So she did something strange.She got up and went to a niche in the wall, where she kept her sewing equipment. From there she took out a needle and threaded it ; took it to the baby, and pierced its nose using the thread to ring it ; and lo behold the baby started wailing and was alive and well after that !

The baby grew up to be father of me and my siblings later on.

And I keep wondering, what if they had passed him on for passed away too! I wouldn't be here.I also feel disturbed to think, that perhaps some of the babies that they buried before him, might not have been dead at all since they never went through the piercing process...

13 comments :

jason evans said...

First, the chutney sounds wonderful!!

Secondly, that story was really touching. To be on the blade of fate. It could have fallen either way.

Brian Miller said...

wow. crazy story mona...without that intuition, whew...we are all here by a slip of chance or divine hand ...and so you sharing the mango chutney? smiles.

the walking man said...

Dust storms. chutney, forebears, and intuition...this reads like a Cubist painting by Picasso.

ivan said...

Come to Canada, Mona.

...Though we are here more often broke(never mind the economic report) than baroque.

Peter said...

I'm not really in favour of piercing, but obviously there are some good reasons ... sometimes! Great thanks to the intuition and the piercing! :-)

Mona said...

Jason. That Chutney is really yum! That blade of fate is very real!

Brian, chance it was really! tell me WHERE to send the chutney!

Mark, Life is like that. So discordant, but it all makes sense in the end...

Ivan, :)

Peter, indeed, one can. now cite ONE good reason at least! :)

Lightning Bug's Butt said...

I want that chutney!

G-Man said...

Monique...?
I loved that family story!!!
One more bit of proof of the superiority of the Female.
Thanks Mona Dear...G

Siddhartha Joshi said...

This is quite an interesting post...I completely enjoyed it, especially because I am also so in love with mangoes :)

And the family history is a nice read too!

Erik Donald France said...

Beautifully written post (and nice pix). I really enjoyed it~~cheers and salud~~ chutney (delish) and the blade of fate (perspective) ~~

SHUBHAJIT said...

I always relish your sarcastic tales.

BTW those 'kaccha' mangoes remind me of another recipe. Burn those mango and mix with chilled water, add sugar and a little salt.

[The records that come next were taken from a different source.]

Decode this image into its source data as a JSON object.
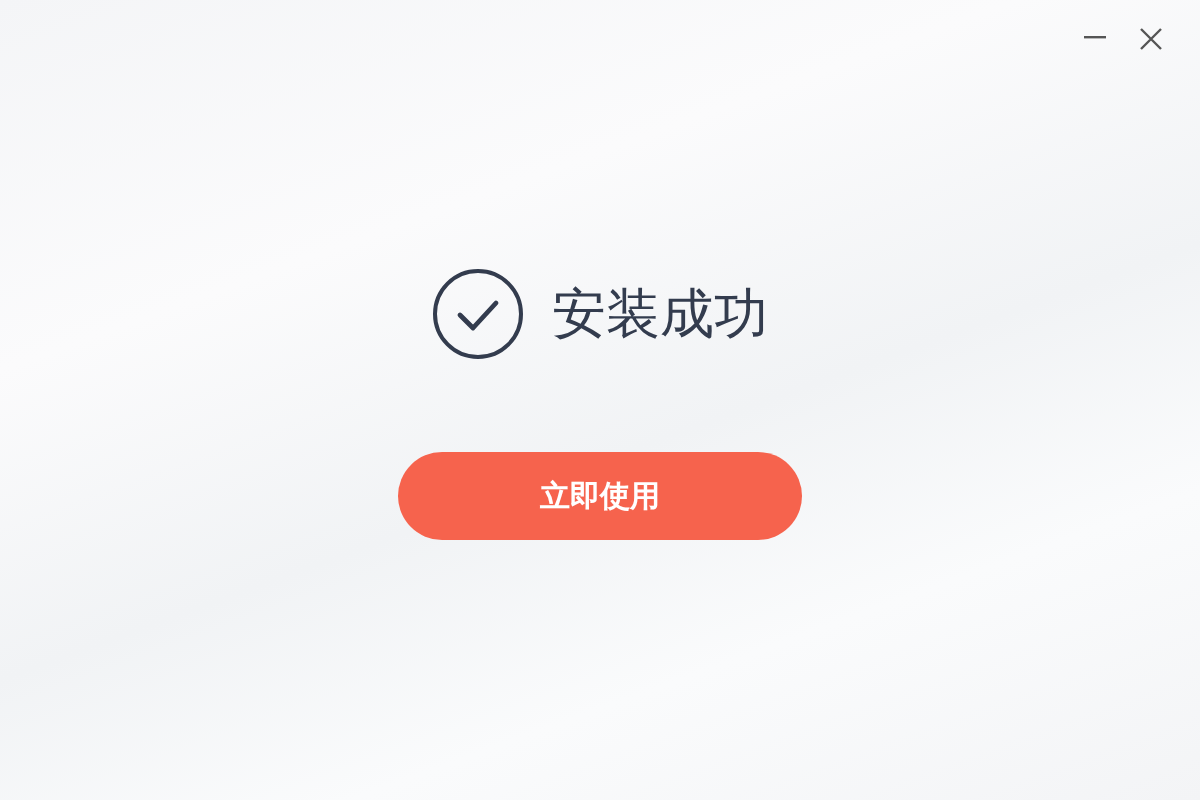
{
  "window_controls": [
    {
      "kind": "minimize"
    },
    {
      "kind": "close"
    }
  ],
  "status": {
    "title": "安装成功"
  },
  "primary_button": {
    "label": "立即使用"
  }
}
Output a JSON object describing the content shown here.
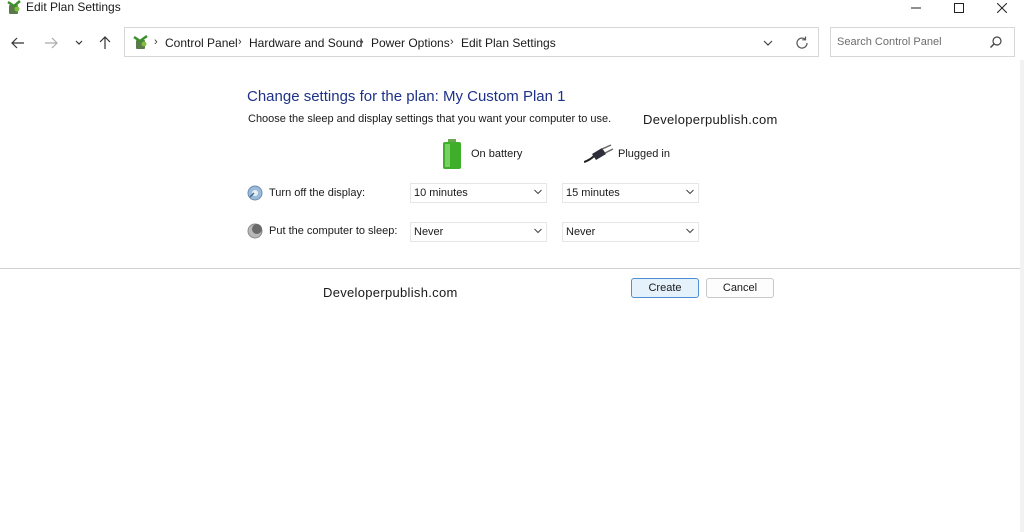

Your description of your home tempts me to travel to your place this time instead mountains.

Mona said...

To IVAN> ivan, somehoe I cannot post comment in your comment section, but I read your beautiful beginning of the new novel! Kudos !

ivan said...

Mona,

Thank you. I am flattered!

but,

Durn technical problems.

I swear I'm going to give up HMTL, or FRAMES or even blogging...become a shepherd. :)

I now have trouble getting into my own comment space over here.

...Postmen here in Canada have become luddites too, it seems. War against the machine! Too much computerization. "We need to protect our jobs."..Ah well. Somebody else is in the 19th century.

Take care.